Axone team members at the special screening of the movie at Hornbill Festival on Thursday. Image: Northeast Now
Axone team members at the special screening of the movie at Hornbill Festival on Thursday. Image: Northeast Now

Axone– a 96-minute feature film based on experiences of north-easterners in major Indian cities, was screened at Hornbill Festival on Thursday.

The film was screened on the first day of the two-day Glocal International Film Festival- a part of the ongoing Hornbill Festival- at Hotel Japfü in Kohima.

Short films from around the world such as Change of Plan, S-He, Midnight Error, Enemy of the State etc. were also screened later on the day.

Axone follows a day in the life of a group of northeasterners in Delhi through a wedding, a feast, a landlord-tenant clash and shows their experiences in the big city.

The film is written and directed by Nicholas Kharkongor and it was premiered at the 63rd BFI London Film Festival in October.

The film festival is being organised by Nagaland information and public relations in association with Eastern Art Council.

“We had full houses at the London Film Festival and the Indians there said it resonated with them because when they first came to London and would cook curry, it would smell and get them into trouble,” said Kharkongor.

The viewers were full of appreciation for the movie produced by Yoodlee Films and stars actors Vinay Pathak and Sayani Gupta.

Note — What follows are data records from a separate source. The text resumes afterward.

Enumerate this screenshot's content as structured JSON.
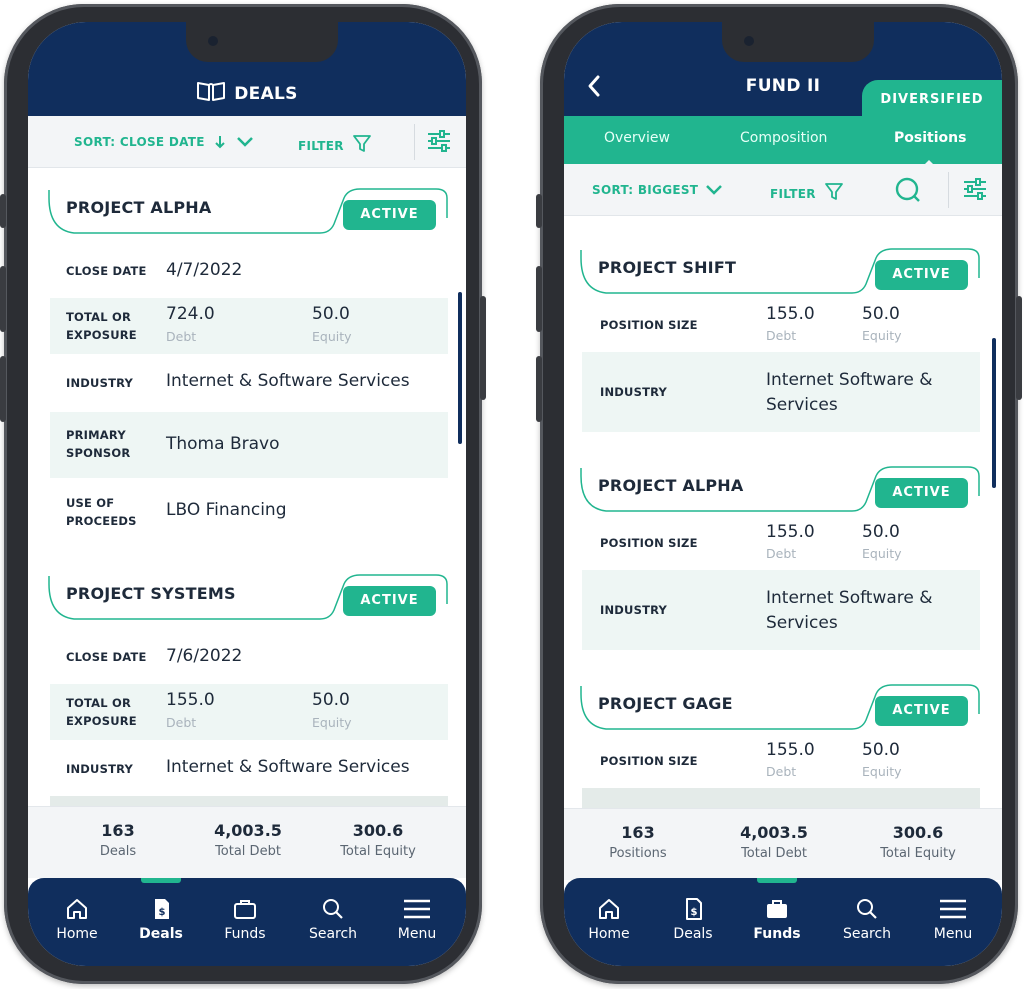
{
  "colors": {
    "navy": "#102e5d",
    "teal": "#21b58f",
    "shade": "#eef6f4"
  },
  "deals_screen": {
    "header": {
      "title": "DEALS",
      "icon": "book-icon"
    },
    "toolbar": {
      "sort_label": "SORT: CLOSE DATE",
      "filter_label": "FILTER"
    },
    "cards": [
      {
        "title": "PROJECT ALPHA",
        "status": "ACTIVE",
        "close_date_label": "CLOSE DATE",
        "close_date": "4/7/2022",
        "exposure_label": "TOTAL OR EXPOSURE",
        "debt": "724.0",
        "debt_label": "Debt",
        "equity": "50.0",
        "equity_label": "Equity",
        "industry_label": "INDUSTRY",
        "industry": "Internet & Software Services",
        "sponsor_label": "PRIMARY SPONSOR",
        "sponsor": "Thoma Bravo",
        "proceeds_label": "USE OF PROCEEDS",
        "proceeds": "LBO Financing"
      },
      {
        "title": "PROJECT SYSTEMS",
        "status": "ACTIVE",
        "close_date_label": "CLOSE DATE",
        "close_date": "7/6/2022",
        "exposure_label": "TOTAL OR EXPOSURE",
        "debt": "155.0",
        "debt_label": "Debt",
        "equity": "50.0",
        "equity_label": "Equity",
        "industry_label": "INDUSTRY",
        "industry": "Internet & Software Services"
      }
    ],
    "stats": [
      {
        "value": "163",
        "label": "Deals"
      },
      {
        "value": "4,003.5",
        "label": "Total Debt"
      },
      {
        "value": "300.6",
        "label": "Total Equity"
      }
    ],
    "nav": [
      {
        "label": "Home",
        "icon": "home-icon"
      },
      {
        "label": "Deals",
        "icon": "document-icon",
        "active": true
      },
      {
        "label": "Funds",
        "icon": "briefcase-icon"
      },
      {
        "label": "Search",
        "icon": "search-icon"
      },
      {
        "label": "Menu",
        "icon": "menu-icon"
      }
    ]
  },
  "fund_screen": {
    "header": {
      "title": "FUND II",
      "tag": "DIVERSIFIED"
    },
    "tabs": [
      {
        "label": "Overview"
      },
      {
        "label": "Composition"
      },
      {
        "label": "Positions",
        "active": true
      }
    ],
    "toolbar": {
      "sort_label": "SORT: BIGGEST",
      "filter_label": "FILTER"
    },
    "cards": [
      {
        "title": "PROJECT SHIFT",
        "status": "ACTIVE",
        "size_label": "POSITION SIZE",
        "debt": "155.0",
        "debt_label": "Debt",
        "equity": "50.0",
        "equity_label": "Equity",
        "industry_label": "INDUSTRY",
        "industry": "Internet Software & Services"
      },
      {
        "title": "PROJECT ALPHA",
        "status": "ACTIVE",
        "size_label": "POSITION SIZE",
        "debt": "155.0",
        "debt_label": "Debt",
        "equity": "50.0",
        "equity_label": "Equity",
        "industry_label": "INDUSTRY",
        "industry": "Internet Software & Services"
      },
      {
        "title": "PROJECT GAGE",
        "status": "ACTIVE",
        "size_label": "POSITION SIZE",
        "debt": "155.0",
        "debt_label": "Debt",
        "equity": "50.0",
        "equity_label": "Equity"
      }
    ],
    "stats": [
      {
        "value": "163",
        "label": "Positions"
      },
      {
        "value": "4,003.5",
        "label": "Total Debt"
      },
      {
        "value": "300.6",
        "label": "Total Equity"
      }
    ],
    "nav": [
      {
        "label": "Home",
        "icon": "home-icon"
      },
      {
        "label": "Deals",
        "icon": "document-icon"
      },
      {
        "label": "Funds",
        "icon": "briefcase-icon",
        "active": true
      },
      {
        "label": "Search",
        "icon": "search-icon"
      },
      {
        "label": "Menu",
        "icon": "menu-icon"
      }
    ]
  }
}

On being asked about the possibility of a sequel, Kharkongor said, “It’s important that the film does well to take up the next chapter because at the end of the day for Bombay, it’s all about the commercial success.”

It’s carefully thought out not to make it propaganda when the film is aired in cities like Mumbai and Delhi, added Kharkongor.

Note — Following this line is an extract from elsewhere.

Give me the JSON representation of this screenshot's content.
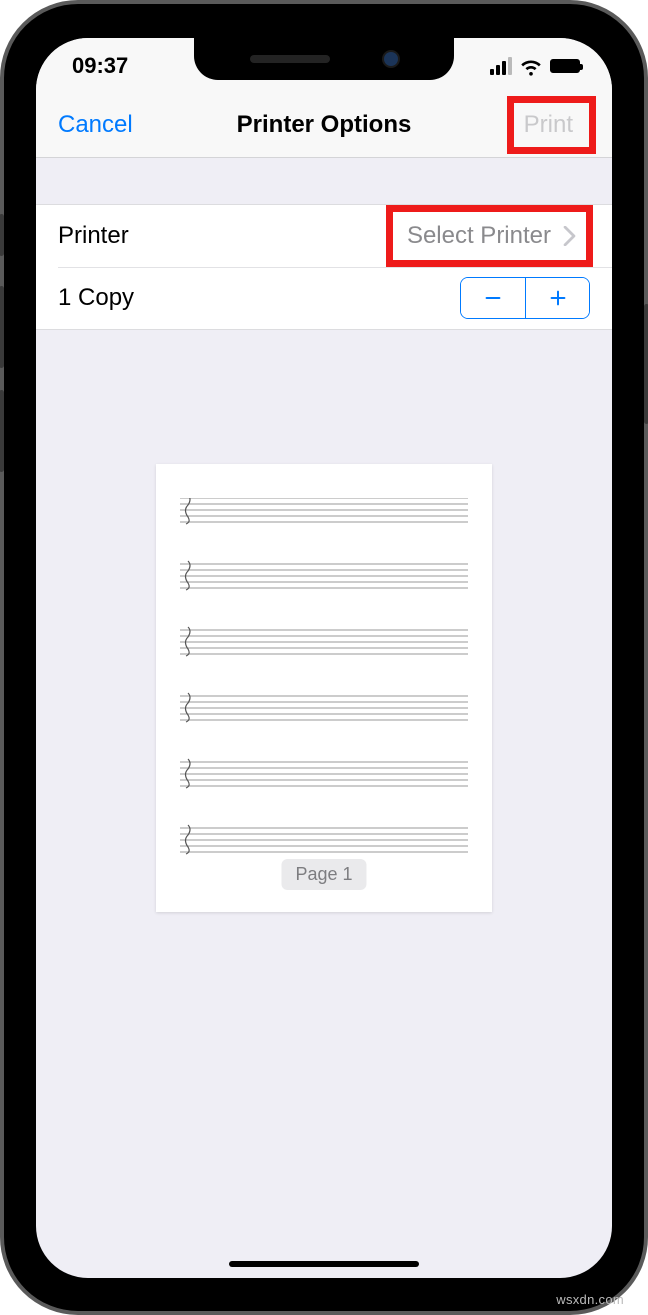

Gracing the inaugural programme, Nagaland minister Neiba Krone said, “Assam and Manipur have gone ahead in terms of film-making but in everything, there is a beginning.”

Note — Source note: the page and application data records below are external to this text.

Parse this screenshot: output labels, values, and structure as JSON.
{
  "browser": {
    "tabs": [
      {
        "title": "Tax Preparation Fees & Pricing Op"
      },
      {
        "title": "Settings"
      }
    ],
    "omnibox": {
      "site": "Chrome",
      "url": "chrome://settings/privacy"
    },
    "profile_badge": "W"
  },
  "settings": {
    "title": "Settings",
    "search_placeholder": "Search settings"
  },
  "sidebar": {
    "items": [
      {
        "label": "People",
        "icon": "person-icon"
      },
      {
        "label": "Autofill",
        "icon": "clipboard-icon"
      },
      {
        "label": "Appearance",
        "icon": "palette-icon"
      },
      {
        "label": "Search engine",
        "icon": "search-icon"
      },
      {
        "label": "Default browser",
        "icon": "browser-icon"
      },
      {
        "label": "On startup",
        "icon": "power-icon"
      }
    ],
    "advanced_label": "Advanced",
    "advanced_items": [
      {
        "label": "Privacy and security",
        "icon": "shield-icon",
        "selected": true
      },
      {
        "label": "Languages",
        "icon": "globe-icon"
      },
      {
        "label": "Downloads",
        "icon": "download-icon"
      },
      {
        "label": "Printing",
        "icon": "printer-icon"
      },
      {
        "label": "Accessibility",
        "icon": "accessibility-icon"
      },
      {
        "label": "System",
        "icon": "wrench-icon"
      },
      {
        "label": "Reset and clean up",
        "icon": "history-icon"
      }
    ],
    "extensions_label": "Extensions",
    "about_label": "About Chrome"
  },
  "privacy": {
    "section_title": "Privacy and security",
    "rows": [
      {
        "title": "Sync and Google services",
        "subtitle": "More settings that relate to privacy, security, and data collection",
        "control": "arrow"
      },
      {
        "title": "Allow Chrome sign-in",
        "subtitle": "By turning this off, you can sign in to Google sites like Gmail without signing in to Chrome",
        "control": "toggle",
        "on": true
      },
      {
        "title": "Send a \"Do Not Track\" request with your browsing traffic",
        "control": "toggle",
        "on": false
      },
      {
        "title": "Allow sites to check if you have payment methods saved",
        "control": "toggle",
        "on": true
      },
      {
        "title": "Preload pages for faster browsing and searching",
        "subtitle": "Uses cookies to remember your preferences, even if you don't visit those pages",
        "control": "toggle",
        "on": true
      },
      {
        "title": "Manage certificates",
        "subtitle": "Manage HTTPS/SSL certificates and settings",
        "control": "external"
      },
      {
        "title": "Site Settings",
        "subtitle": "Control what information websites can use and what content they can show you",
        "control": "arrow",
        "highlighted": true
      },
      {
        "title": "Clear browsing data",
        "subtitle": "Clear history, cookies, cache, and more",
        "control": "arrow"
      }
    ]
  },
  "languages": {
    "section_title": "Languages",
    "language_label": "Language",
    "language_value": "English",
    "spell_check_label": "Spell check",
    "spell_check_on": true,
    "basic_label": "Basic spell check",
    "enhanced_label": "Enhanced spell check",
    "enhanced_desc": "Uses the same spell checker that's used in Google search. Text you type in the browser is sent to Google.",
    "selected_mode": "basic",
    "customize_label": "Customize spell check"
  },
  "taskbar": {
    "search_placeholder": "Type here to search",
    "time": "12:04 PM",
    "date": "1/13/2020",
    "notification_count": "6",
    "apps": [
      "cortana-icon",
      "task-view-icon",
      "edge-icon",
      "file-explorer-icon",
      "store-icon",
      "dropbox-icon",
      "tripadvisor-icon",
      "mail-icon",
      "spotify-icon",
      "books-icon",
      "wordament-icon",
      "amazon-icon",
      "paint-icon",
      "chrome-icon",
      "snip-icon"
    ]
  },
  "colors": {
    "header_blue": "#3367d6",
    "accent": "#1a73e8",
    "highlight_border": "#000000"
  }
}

“Lots of programmes are being held these days but the film festival is quite an interesting one,” Krone added.

“Through the bioscope, people are getting to know us. Movies make us sad, happy and inspire us, but in our context educating us is the most important,” said Krone.

IPR director Limawati Ao said film production can be a lucrative and employment-generating activity in the state.

“Films can project our state and its positive aspects to the world, but most of all tell the story of the Nagas to the world,” he said.

Minister Temjen Imma Along, advisers Toshi Wungtung and Mmhonlumo Kikon and other dignitaries attended the programme.

Bhadra Gogoi

Bhadra Gogoi is Northeast Now Correspondent in Nagaland. He can be reached at: bhadragogoi@yahoo.com